[Announce] New version of mysqlgui
Dec 28, 2000, 04:12 (0 Talkback[s])
(Other stories by Sinisa Milivojevic)
Re-Imagining Linux Platforms to Meet the Needs of Cloud Service Providers
Date: Wed, 27 Dec 2000 20:06:49 +0200 (EET)
From: Sinisa Milivojevic
Subject: New version of mysqlgui
New version of mysqlgui, version 1.7.4 has hit our pages at the
What follows is README for this version.
This is a beta version of the new MySQLGUI version 1.7.4
This release has two new features, of which one is very
important, and it also contains several bug fixes.
If you are using a binary package, you do not have to build
mysqlgui yourself. All you have to do is to run it. You may change
location of Options file and Help file in (~).my.cnf or in
/etc/my.cnf (on Windows it is c:/my.cnf), but if you do not specify
path names, mysqlgui will default to it's own values.
Regarding bug fixes, one memory leak has been fixed, plus some
fixes have been made in FLTK widgets.
This version has been extensively tested with memory checking
software, so there are no memory leaks in it.
New features in this release
First of all, GIF image type is added to the native data types that
can be zoomed. If you go to the mysqlgui page:
and you click on Zooming screenshot, you will see mysqlgui with
it's zooming feature. That shot displays a single result set
spreadsheet with several zooms from various spreadsheet cells:
- one JPEG image
- one text widget
- one HTML widget (actually this is a first page of FLTK
- and one GIF image
This are all native types supported with mysqlgui 1.7.4
There is a new feature, which is called polygraph feature.
Description of polygraph feature
This feature enables real time, on-line graphical monitoring of
MySQL server status variables.
Unlike status window which gives only textual, present - state
values of the variables, polygraph feature gives you view of the
status of up to last 24 hours.
Usage of this feature is very simple. After starting status
window, you can start viewing graph of each MySQL status variable,
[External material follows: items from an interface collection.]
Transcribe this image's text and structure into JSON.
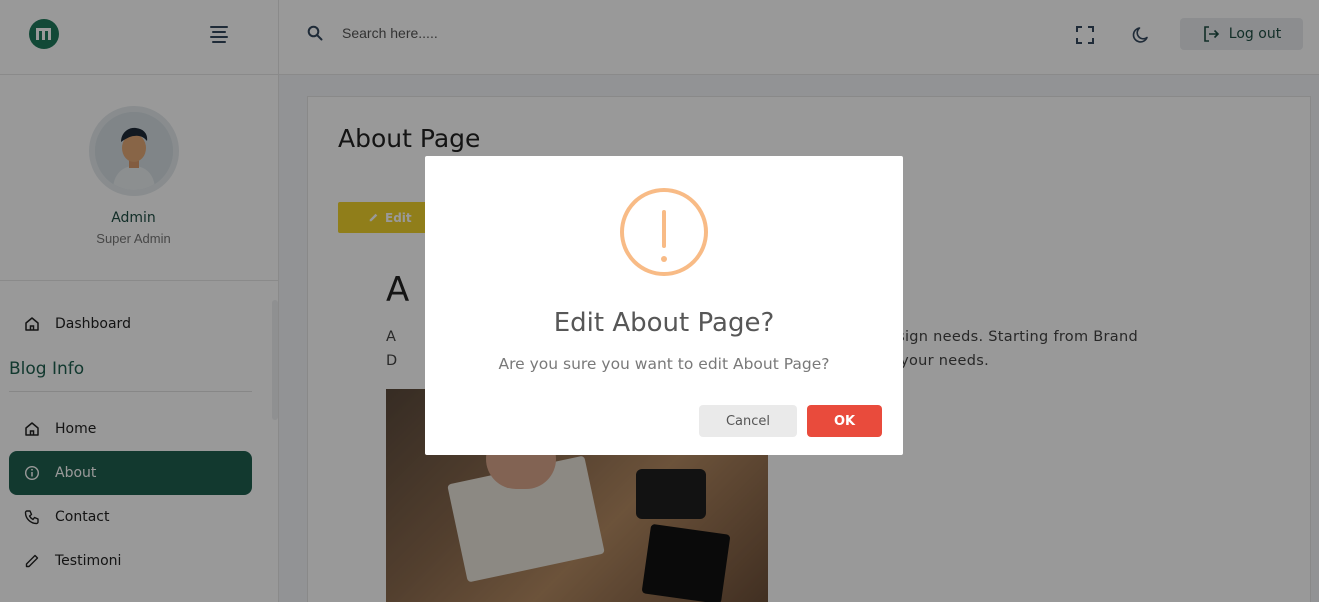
{
  "header": {
    "search_placeholder": "Search here.....",
    "logout_label": "Log out"
  },
  "sidebar": {
    "user_name": "Admin",
    "user_role": "Super Admin",
    "dashboard_label": "Dashboard",
    "section_title": "Blog Info",
    "items": [
      {
        "label": "Home",
        "icon": "home-icon"
      },
      {
        "label": "About",
        "icon": "info-icon",
        "active": true
      },
      {
        "label": "Contact",
        "icon": "phone-icon"
      },
      {
        "label": "Testimoni",
        "icon": "pencil-icon"
      }
    ]
  },
  "main": {
    "page_title": "About Page",
    "edit_button_label": "Edit",
    "about_title": "A",
    "about_text_line1_start": "A",
    "about_text_line1_end": "r design needs. Starting from Brand",
    "about_text_line2_start": "D",
    "about_text_line2_end": "g to your needs."
  },
  "modal": {
    "title": "Edit About Page?",
    "message": "Are you sure you want to edit About Page?",
    "cancel_label": "Cancel",
    "ok_label": "OK"
  },
  "colors": {
    "accent": "#1f5f4f",
    "warning": "#f8bb86",
    "confirm": "#e94b3c",
    "edit_button": "#f0d22c"
  }
}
simply by clicking on the label of the variable. If a graph for the
variable is not started, it will show up. If it has been started,
this window shall pop-up and will gain focus. This also means that
for each status window you can open as many graphs as there are
Closing status window will close all graph windows. Closing any
graph window will hide it from the viewer. Clicking again on the
label will bring a window, with entire status variable history on
As it can be seen from the Polygraph shot on the above mentioned
mysqlgui page, you can run as many graphs as there are numeric
status variables. Each graph takes very small amount of memory (up
to 5 Kb) and they all get updated in the same time. On a modest
computer, 16 graphs got updated in 1/10 of the second with 15 % of
Name of the variable is a label on the window.
Most important characteristic of the feature is that data are
presented in real-time and on-line .
X axis of the graph displays clock time on server, while y axis
displays a value of the variable at that moment. Blue dot
represents present state, while red line represents history of
values. The aforementioned shot was made when X axis displayed
elapsed time, but this has been changed as clock time is much more
usefull and readable.
Each axis has it's scroller, immediately close to graph and a
ruler below / beside a scroller. Scrollers can be used to change a
portion of the graph to be viewed, in such a manner that X and Y
axis are scrolled independently. Rulers enable independent changing
of the zoom for each axis.
After any graph has been started, timeout is set fix to 1 minute
for it's parent status window, when all graphs are updated
simultaneously. After update, scrollers and rulers are reset to
their original value, in such a manner that present state is in
view, regardless of it's value changes. All scaling and drawing are
done by the software automatically.
You may of course also run several status windows, each with
it's own set of graphs.
Future versions of mysqlgui might include two options for this
feature. First one would be to set a larger sampling period then
one minute, for those systems where running "show status" once
every minute may be too frequent. Another option can be also
introduced in which graphs could hold data for more then one day.
Implementation of these options depends on the feedback from the
Now, I will (finally) have to port mysqlgui 1.7.4 to Windows and
to merge GNU and Borland versions of MySQL++. Which means no more
fun for me, but only work...
Cyprus, Larnaka, December 24 2000
____ __ _____ _____ ___ == MySQL AB
/*/\*\/\*\ /*/ \*\ /*/ \*\ |*| Sinisa Milivojevic
/*/ /*/ /*/ \*\_ |*| |*||*| mailto:email@example.com
/*/ /*/ /*/\*\/*/ \*\|*| |*||*| Larnaka, Cyprus
/*/ /*/ /*/\*\_/*/ \*\_/*/ |*|____
/*/ \*\ Developers Team